Lil Red's legacy - family of teen rapper who died from sepsis launch awareness campaign
THE heartbroken family of a Finglas teenager who died from sepsis has succeeded in getting a health awareness campaign on to Dublin buses in the hope that more people will become aware of the killer illness.
Sean Hughes, known as ‘Lil Red’, was only 15 and appeared to be getting over a flu-like chest infection when he suddenly lost consciousness while watching television with his mother last January.
Despite the desperate efforts of his father and a team of ambulance paramedics to resuscitate him, he died in Temple Street Hospital.
Sean’s family is now calling for a nationwide awareness campaign about sepsis and its symptoms, and they came one step closer to that after getting the Lil Red Legacy poster on to Dublin Bus vehicles.
The poster describes the symptoms of the illness so that people can be more familiar with them.
Around 3,000 people a year die from sepsis in Ireland.
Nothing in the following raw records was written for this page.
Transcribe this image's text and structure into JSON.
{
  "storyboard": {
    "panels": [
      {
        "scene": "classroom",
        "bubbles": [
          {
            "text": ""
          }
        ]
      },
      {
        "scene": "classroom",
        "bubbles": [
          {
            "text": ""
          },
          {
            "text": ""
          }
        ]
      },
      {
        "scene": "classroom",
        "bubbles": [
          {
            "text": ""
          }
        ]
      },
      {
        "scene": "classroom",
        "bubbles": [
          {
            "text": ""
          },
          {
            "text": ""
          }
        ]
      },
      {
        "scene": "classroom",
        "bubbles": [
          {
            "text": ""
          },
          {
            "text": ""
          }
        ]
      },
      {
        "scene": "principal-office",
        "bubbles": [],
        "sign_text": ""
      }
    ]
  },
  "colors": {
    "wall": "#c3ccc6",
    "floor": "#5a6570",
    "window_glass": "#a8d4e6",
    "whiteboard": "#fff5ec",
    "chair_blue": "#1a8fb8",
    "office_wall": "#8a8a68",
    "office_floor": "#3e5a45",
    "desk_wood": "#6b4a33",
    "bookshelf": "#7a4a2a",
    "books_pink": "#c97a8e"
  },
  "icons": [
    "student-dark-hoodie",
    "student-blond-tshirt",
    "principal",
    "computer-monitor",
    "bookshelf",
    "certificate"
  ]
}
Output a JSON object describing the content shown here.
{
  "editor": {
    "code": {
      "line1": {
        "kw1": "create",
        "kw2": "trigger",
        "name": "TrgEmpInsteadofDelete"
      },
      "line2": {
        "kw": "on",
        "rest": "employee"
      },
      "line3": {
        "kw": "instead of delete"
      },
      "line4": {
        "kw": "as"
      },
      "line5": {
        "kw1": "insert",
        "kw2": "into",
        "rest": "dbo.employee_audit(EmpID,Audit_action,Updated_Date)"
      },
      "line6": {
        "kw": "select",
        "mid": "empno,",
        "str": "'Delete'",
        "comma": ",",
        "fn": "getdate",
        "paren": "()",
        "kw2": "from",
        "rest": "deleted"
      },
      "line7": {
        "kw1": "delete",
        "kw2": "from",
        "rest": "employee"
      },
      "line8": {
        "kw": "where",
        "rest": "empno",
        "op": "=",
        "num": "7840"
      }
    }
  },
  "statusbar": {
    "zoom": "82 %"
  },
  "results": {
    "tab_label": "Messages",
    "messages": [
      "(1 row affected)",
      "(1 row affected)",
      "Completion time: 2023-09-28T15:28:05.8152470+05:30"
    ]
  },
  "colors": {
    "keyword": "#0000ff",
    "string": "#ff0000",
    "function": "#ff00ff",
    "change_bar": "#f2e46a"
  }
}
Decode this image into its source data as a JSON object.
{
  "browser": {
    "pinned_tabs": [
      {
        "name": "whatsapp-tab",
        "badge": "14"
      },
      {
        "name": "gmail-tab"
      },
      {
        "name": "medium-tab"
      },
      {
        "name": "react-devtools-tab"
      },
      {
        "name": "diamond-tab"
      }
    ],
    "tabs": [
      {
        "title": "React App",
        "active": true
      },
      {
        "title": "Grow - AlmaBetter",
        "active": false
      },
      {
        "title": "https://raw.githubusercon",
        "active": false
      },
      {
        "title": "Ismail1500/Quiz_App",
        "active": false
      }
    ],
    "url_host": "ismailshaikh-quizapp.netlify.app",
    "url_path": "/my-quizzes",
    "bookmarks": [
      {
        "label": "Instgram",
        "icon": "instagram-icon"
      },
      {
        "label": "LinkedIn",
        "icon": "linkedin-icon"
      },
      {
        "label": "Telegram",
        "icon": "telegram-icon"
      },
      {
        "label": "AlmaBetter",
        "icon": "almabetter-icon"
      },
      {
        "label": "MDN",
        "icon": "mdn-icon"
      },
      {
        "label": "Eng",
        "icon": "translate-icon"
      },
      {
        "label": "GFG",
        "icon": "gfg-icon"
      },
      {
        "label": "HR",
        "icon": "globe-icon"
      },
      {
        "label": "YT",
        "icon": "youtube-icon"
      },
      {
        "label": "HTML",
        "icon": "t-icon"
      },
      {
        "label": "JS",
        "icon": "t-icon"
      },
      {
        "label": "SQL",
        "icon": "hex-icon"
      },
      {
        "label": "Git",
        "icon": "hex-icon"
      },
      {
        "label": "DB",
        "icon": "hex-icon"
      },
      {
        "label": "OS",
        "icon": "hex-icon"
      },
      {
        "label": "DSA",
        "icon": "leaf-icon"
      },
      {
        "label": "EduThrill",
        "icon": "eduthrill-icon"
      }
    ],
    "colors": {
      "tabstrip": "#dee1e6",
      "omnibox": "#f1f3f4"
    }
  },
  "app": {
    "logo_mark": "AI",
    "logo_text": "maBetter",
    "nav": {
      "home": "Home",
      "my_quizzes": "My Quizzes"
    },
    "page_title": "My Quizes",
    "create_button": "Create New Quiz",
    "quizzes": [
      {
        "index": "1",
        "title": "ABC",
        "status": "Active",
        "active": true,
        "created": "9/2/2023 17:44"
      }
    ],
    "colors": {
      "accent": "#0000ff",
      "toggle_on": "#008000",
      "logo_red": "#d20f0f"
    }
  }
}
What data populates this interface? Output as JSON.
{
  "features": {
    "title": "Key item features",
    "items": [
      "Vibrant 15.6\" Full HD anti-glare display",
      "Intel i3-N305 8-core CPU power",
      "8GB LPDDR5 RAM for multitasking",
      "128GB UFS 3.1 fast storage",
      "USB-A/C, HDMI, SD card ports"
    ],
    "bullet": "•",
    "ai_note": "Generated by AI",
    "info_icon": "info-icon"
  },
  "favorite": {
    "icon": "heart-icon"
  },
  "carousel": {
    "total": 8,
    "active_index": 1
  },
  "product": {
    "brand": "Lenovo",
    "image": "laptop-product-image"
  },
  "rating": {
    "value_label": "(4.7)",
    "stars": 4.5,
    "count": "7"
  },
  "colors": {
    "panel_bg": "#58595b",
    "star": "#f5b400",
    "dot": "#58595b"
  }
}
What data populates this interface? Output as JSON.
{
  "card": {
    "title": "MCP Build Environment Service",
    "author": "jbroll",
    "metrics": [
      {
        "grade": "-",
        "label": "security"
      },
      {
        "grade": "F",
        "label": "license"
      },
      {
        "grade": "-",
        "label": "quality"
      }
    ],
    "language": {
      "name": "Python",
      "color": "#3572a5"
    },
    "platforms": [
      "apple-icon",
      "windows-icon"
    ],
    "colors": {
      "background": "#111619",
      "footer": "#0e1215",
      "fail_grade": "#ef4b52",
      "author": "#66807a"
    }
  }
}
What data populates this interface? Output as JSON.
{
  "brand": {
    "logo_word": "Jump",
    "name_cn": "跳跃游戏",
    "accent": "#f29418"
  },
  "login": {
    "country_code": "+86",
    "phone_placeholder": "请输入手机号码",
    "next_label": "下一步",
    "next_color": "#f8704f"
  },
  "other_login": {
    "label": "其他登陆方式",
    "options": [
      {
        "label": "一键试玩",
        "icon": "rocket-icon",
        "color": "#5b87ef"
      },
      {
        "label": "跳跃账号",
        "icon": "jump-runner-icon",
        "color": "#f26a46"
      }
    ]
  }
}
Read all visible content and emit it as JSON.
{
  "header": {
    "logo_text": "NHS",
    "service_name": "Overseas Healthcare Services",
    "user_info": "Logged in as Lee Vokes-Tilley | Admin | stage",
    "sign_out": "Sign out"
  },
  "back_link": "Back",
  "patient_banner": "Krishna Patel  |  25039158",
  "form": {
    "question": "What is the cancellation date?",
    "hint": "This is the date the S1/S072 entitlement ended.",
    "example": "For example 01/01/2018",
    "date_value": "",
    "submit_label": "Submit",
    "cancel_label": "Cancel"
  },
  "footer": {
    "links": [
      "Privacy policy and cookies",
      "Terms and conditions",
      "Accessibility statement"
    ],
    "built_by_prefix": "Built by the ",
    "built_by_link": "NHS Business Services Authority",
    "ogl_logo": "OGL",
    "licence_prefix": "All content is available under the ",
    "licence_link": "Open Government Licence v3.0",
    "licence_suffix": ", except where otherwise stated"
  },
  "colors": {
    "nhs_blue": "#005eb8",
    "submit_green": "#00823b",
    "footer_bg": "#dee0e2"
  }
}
It claims more lives than heart attacks, breast cancer or lung cancer, and can kill a healthy person within 12 hours.
“We got in touch with a few companies ourselves to see if they could help us spread Lil Red’s message,” his father Joe told Independent.ie.
“We are still trying to get the HSE and the Department of Health to launch a national campaign like they did for stroke awareness and meningitis, but we are still finding little backing or support,” he explained.
“Dublin Bus were great and the posters, which we paid for ourselves, are now on the buses from the Harristown and Phibsboro depots for the next two weeks.
They will be seen by a lot of people and we are hugely grateful to Dublin Bus for helping us out.”
The Hughes family has also been invited to do school talks on sepsis, and is to get a stand at Croke Park during an upcoming music event to help spread their message.
They are still calling on the HSE and health professionals to include new protocols in their diagnosis procedures so sepsis cases can be picked up as early as possible.
“We’re doing the best we can on our own but the people who actually have a duty of care to do it are not,” Joe said.
They believe that a public campaign with simple symptoms graphics, similar to ones raising awareness about stroke and meningitis, could save lives.
“There isn’t anything out there at the moment. You see TV campaigns and posters about meningitis and stroke, but there isn’t anything similar for sepsis,” Joe said.
“We’ve been told by the authorities it’s not in the 2019 budget and it might be in the 2020 budget, but what price do you put on a life?”
Sean, their youngest child, had been sick before his collapse in January.
“He hadn’t been well but he’d had colds and chest infections before and always shook them off,” said his mother Karen.
“On the Wednesday I brought him to the doctor and he was prescribed antibiotics.
“Then on the Thursday he was lying on the couch.
“Sean had a rattle in his chest and he said, ‘This is doing my head in’, and I thought to myself that I’d bring him back to the doctor the next day.
“Then he stopped talking. He just stopped. I couldn’t believe it, it just didn’t seem real. I had been talking to him, wondering what to watch on the TV, and half an hour later we were in intensive care in Temple Street,” she added.